      drbj: Well, since I am a law abiding citizen even though this occurred several millennia before the establishment of the United States or even the passage of homo sapiens across the Bering Land Bridge (ya, I'm THAT old) I would never THINK of appropriating it, however, just by sheer observation of the bone in the location where it was and of course not TOUCHED by me (hehe) it seemed to be a marine dino.

      eovery: I've been to Crater of Diamonds State Park and that's in Arkansas. I'm not aware of the one in WY/CO. The situation with the arrowheads is exactly what happens in Italy, especially in the south. If a construction excavation is going on and they unearth some priceless Roman underground structure the contractor quickly dynamites it. If they report it to the gov't the entire construction project will be put on hold for a little while... like 30 or 40 years. :)

    • eovery profile image

      eovery 7 years ago from MIddle of the Boondocks of Iowa

      I know a place in southeast Wyoming, Northern Colorada which has small diamonds in rocks. If you know what you are looking for you can make a few dollars a day searching. They have made it illegal to do this anymore. Also, you are not supposed to remove arrowheads anymore either. If you are digging a posthole and discover an indian artifacts, you are supposed to report it, and the land area will be deamed un useable and no digging nor can you do anything to disturb the area. So most ranchers will not report anything if they find it.

      Keep on hubbing!

    • drbj profile image

      drbj and sherry 7 years ago from south Florida

      About that dino bone you may or may not have appropriated, do you know if it was from a baby dino or Bronto or a Rex model?

    • Hal Licino profile image

      Hal Licino 7 years ago from Toronto

      nicomp: Don't tell me that! I am just finishing up a huge series on dino bones. Ladies and gentlemen of HubPages. Do not listen to nicomp. He is just a horse sticking out of a light fixture with a WWII medal drooling on some strange cat's head. Tune in to Hal's amazing series on all the great places in North America to check out dino bones. Coming soon to a HubPage near you! :)

      sheila b.: I lived not far from the Alberta dinosaur area and it was spectacular. You could just walk around and see bones in the hillsides. I thoroughly recommend it to anyone!

    • sheila b. profile image

      sheila b. 7 years ago

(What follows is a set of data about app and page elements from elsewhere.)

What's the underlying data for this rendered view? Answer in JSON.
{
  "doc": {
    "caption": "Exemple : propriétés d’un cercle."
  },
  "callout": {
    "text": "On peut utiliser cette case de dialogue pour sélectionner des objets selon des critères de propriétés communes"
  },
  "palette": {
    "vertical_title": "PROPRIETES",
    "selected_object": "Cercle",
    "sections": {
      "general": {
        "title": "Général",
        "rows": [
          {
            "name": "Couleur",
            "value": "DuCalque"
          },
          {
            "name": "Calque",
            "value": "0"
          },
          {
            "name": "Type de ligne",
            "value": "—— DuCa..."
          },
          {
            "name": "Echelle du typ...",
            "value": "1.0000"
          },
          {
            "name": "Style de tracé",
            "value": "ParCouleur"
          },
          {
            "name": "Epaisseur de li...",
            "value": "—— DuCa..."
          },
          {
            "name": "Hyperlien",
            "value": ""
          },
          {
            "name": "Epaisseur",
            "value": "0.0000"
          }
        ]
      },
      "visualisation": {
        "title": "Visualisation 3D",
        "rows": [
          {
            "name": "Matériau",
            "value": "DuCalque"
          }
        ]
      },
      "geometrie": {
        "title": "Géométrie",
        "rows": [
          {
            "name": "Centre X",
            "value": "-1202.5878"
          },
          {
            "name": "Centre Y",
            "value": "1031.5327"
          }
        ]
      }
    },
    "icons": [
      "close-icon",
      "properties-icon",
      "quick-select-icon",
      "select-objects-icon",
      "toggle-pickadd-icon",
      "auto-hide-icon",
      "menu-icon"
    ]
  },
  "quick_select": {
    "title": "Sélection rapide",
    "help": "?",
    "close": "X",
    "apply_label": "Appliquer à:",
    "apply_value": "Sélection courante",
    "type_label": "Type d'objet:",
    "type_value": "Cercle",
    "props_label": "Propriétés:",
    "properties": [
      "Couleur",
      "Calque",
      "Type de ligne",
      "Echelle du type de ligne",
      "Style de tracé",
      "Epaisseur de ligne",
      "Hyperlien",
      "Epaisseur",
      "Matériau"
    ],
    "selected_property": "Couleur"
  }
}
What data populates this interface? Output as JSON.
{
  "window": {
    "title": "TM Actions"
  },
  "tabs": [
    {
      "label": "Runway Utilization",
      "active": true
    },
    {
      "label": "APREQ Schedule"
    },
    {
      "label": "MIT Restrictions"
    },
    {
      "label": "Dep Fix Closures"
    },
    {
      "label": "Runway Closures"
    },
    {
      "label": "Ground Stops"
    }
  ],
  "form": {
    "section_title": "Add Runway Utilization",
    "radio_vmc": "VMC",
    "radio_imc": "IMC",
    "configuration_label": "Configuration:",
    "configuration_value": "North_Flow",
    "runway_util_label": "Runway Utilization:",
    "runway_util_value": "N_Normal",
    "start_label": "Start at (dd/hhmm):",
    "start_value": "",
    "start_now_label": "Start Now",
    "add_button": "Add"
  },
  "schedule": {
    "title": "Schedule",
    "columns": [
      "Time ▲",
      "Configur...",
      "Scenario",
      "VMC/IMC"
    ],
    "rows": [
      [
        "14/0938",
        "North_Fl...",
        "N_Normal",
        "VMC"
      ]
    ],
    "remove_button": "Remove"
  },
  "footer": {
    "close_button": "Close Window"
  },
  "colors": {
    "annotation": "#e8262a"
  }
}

      It sounds so interesting to be living where there are dinosaur bones to be seen in the earth.

    • nicomp profile image

      nicomp really 7 years ago from Ohio, USA

      Not much of a loss any more. We have a glut of dino bones.